> [Exercise description]: Take the material below and extract the lines from the one with "Transcribe this image's" through the one with "Enumerate this screenshot's", word for word, without pictures.
Exercise materials START
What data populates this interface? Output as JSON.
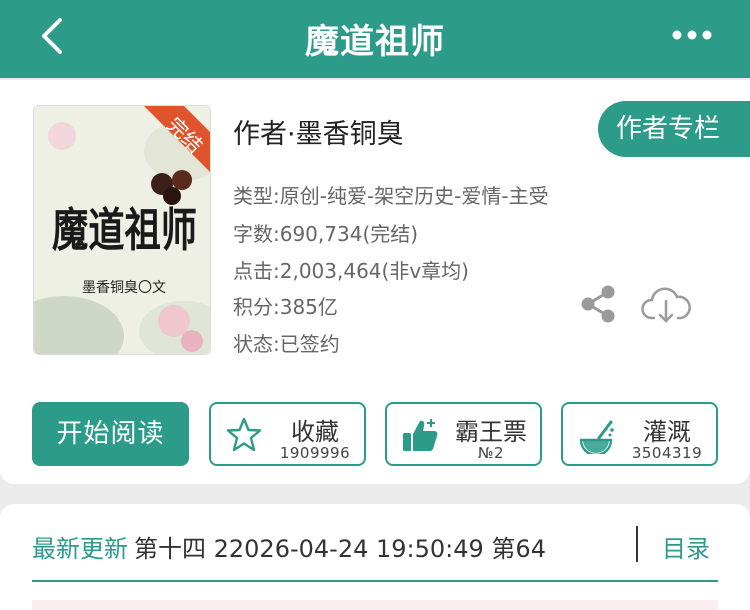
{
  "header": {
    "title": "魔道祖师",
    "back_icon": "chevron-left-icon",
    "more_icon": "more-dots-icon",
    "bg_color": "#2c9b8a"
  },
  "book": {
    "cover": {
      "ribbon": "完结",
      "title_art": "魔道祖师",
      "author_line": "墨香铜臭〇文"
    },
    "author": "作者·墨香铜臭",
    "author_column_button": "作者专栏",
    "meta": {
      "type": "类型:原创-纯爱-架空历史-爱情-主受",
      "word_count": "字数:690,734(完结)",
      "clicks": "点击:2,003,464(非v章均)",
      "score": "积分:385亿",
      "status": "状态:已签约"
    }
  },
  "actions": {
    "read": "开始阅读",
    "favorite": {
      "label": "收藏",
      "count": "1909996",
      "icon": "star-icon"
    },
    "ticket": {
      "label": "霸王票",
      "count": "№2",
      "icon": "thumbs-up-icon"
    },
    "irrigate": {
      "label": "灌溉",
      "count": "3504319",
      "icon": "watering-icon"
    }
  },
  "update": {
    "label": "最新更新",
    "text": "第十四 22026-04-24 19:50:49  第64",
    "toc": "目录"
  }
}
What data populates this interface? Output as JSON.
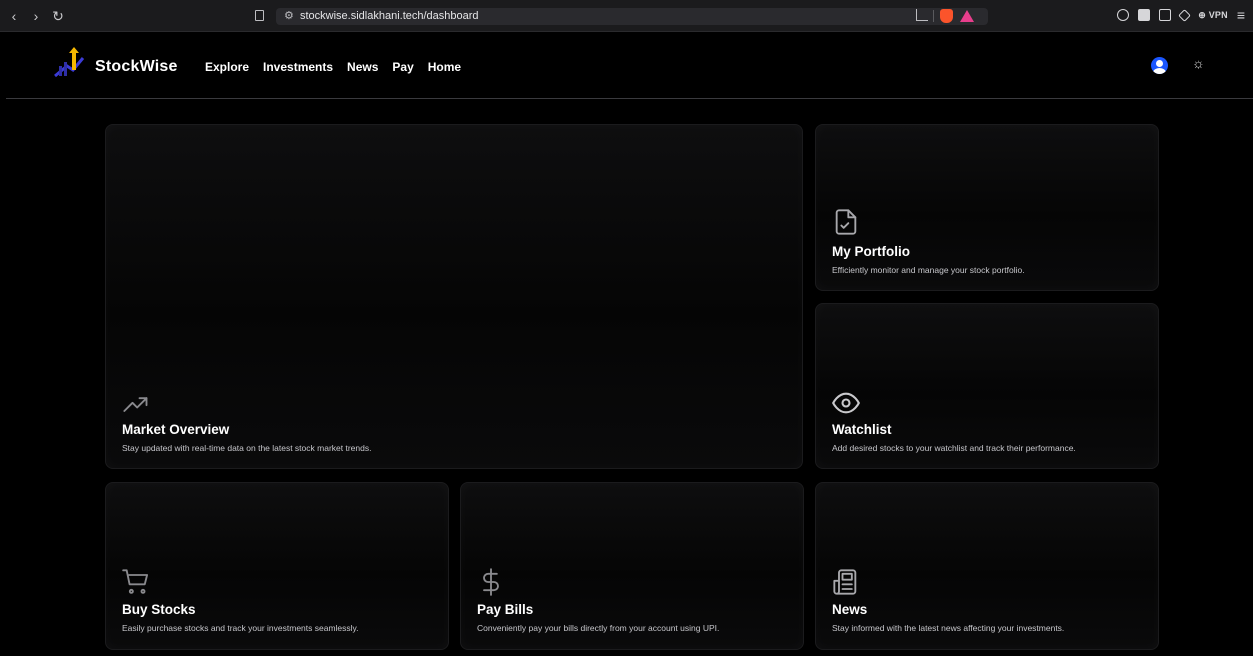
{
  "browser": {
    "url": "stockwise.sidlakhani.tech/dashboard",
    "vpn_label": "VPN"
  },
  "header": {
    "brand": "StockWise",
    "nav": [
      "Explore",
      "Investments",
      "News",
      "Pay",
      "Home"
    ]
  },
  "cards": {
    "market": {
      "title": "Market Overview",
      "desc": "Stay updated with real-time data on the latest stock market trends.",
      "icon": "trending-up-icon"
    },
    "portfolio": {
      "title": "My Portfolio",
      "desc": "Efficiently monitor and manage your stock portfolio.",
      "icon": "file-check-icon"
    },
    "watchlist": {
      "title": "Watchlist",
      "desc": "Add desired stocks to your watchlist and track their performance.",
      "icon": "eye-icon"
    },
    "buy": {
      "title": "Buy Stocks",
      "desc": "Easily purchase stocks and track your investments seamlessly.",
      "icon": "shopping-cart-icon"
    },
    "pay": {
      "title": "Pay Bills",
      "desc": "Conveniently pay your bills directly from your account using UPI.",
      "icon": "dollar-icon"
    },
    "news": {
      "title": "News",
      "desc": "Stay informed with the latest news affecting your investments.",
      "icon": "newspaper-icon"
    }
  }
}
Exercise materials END
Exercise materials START
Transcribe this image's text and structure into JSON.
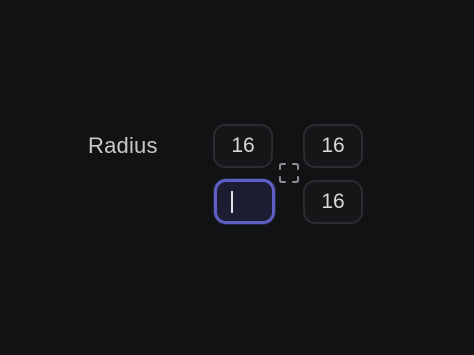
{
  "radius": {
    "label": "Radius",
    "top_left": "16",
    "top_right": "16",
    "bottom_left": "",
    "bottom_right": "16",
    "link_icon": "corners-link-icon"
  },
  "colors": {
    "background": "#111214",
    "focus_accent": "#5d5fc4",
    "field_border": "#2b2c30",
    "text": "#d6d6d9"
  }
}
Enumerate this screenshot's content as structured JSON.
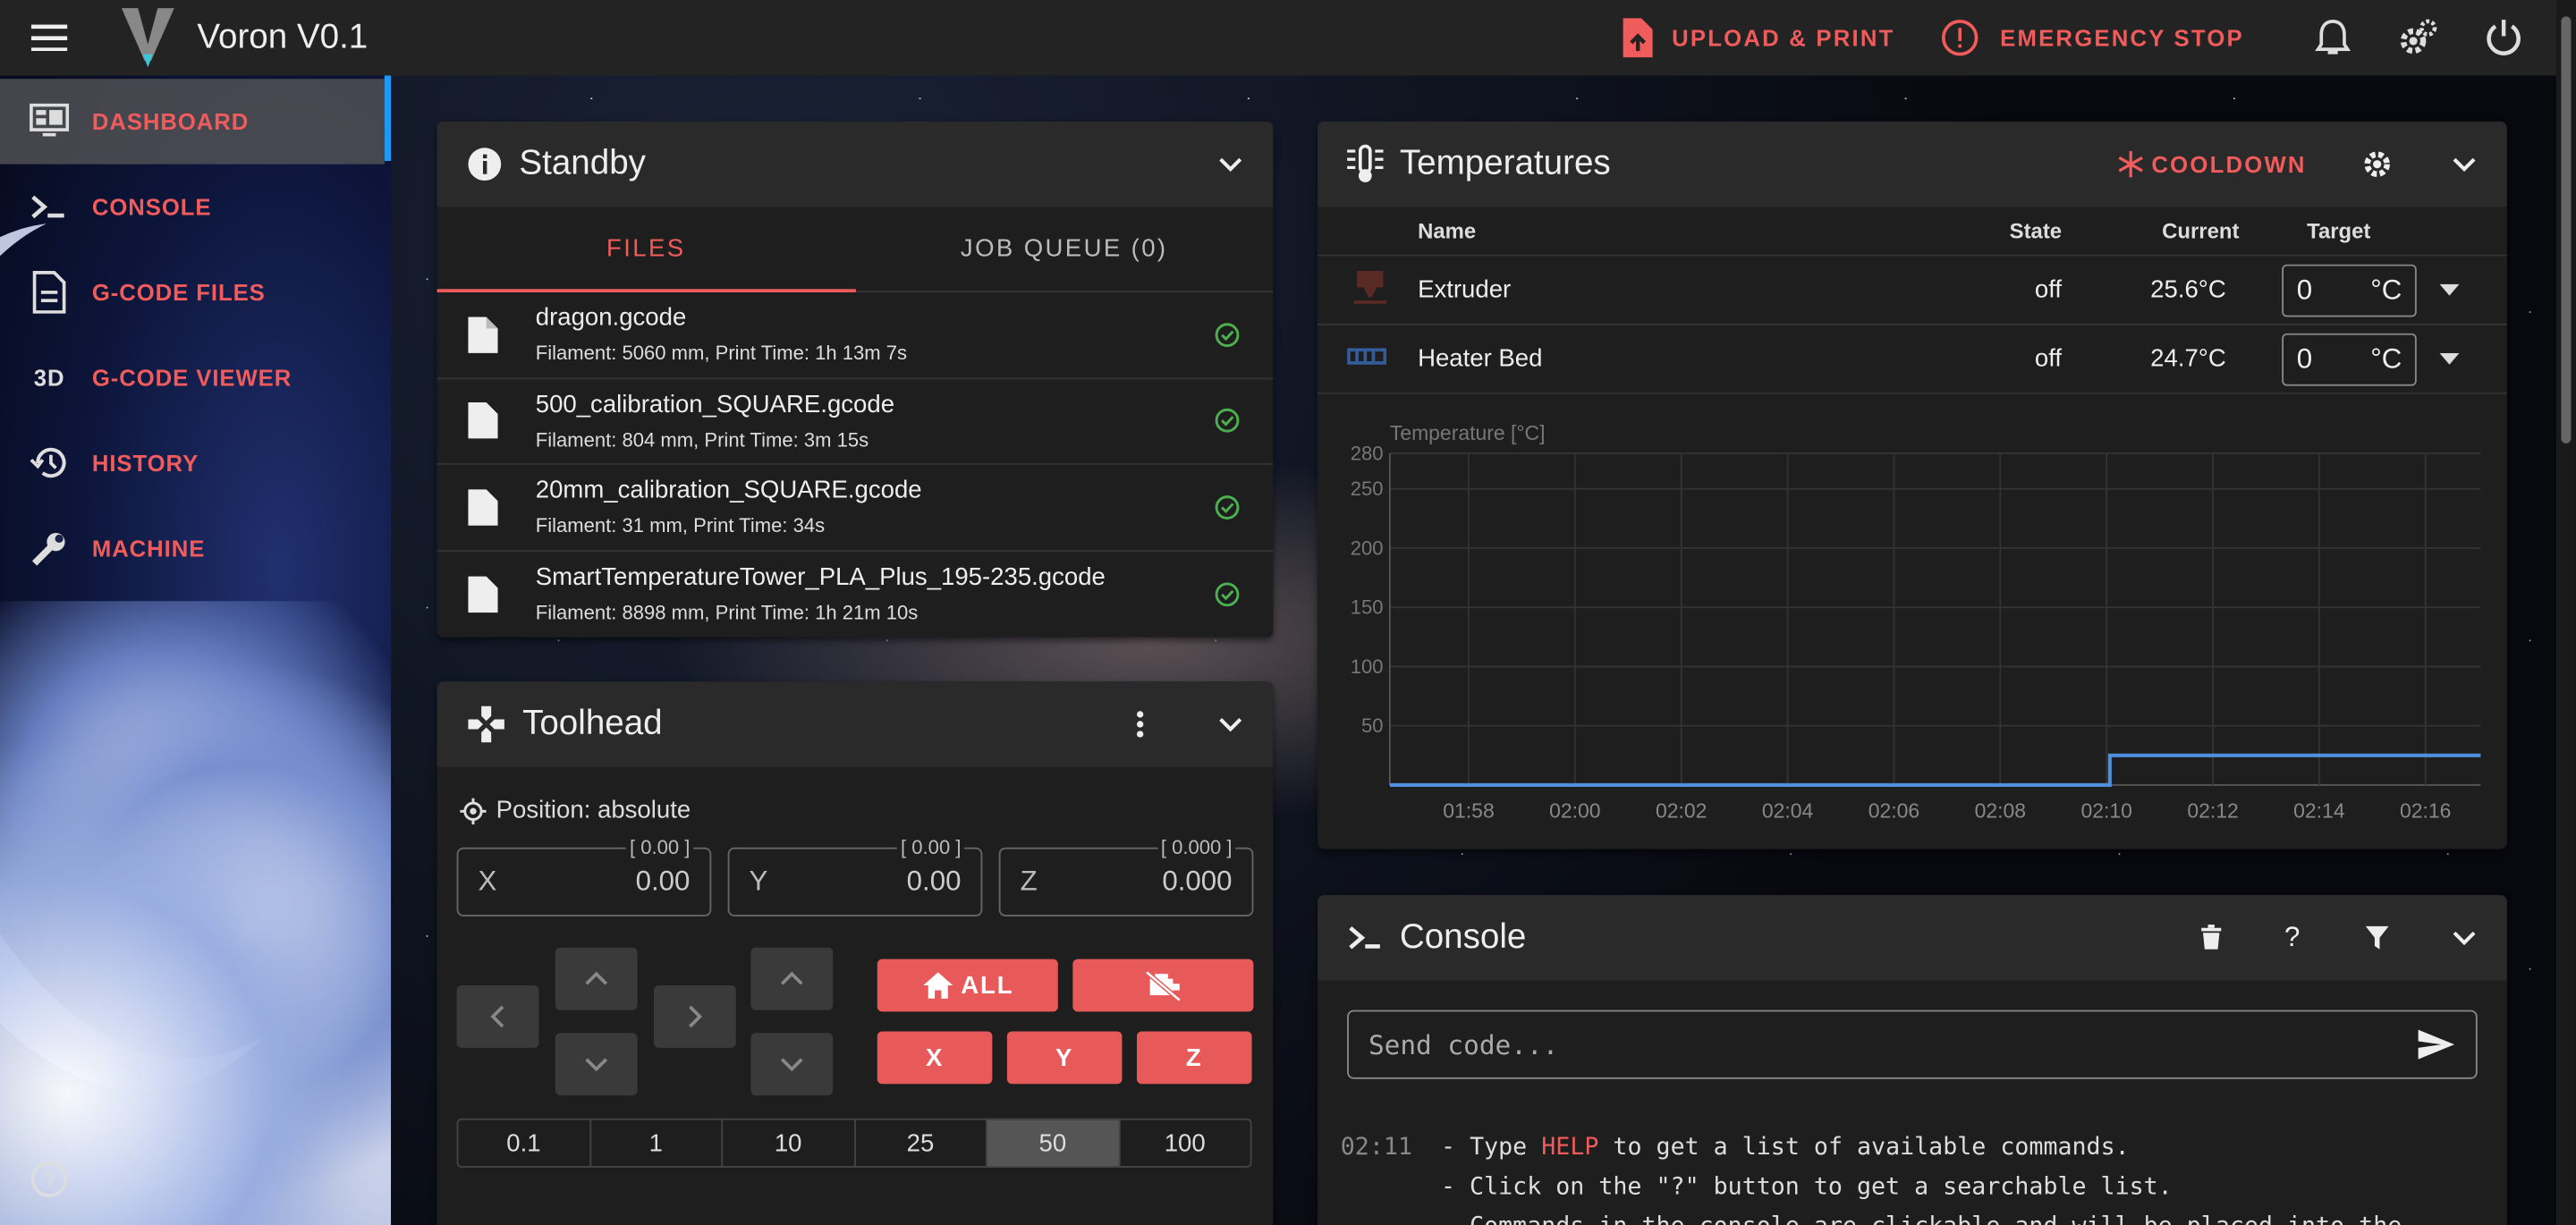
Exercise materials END
> [Solution below]:
Transcribe this image's text and structure into JSON.
{
  "radius": {
    "label": "Radius",
    "top_left": "16",
    "top_right": "16",
    "bottom_left": "",
    "bottom_right": "16",
    "link_icon": "corners-link-icon"
  },
  "colors": {
    "background": "#111214",
    "focus_accent": "#5d5fc4",
    "field_border": "#2b2c30",
    "text": "#d6d6d9"
  }
}
Enumerate this screenshot's content as structured JSON.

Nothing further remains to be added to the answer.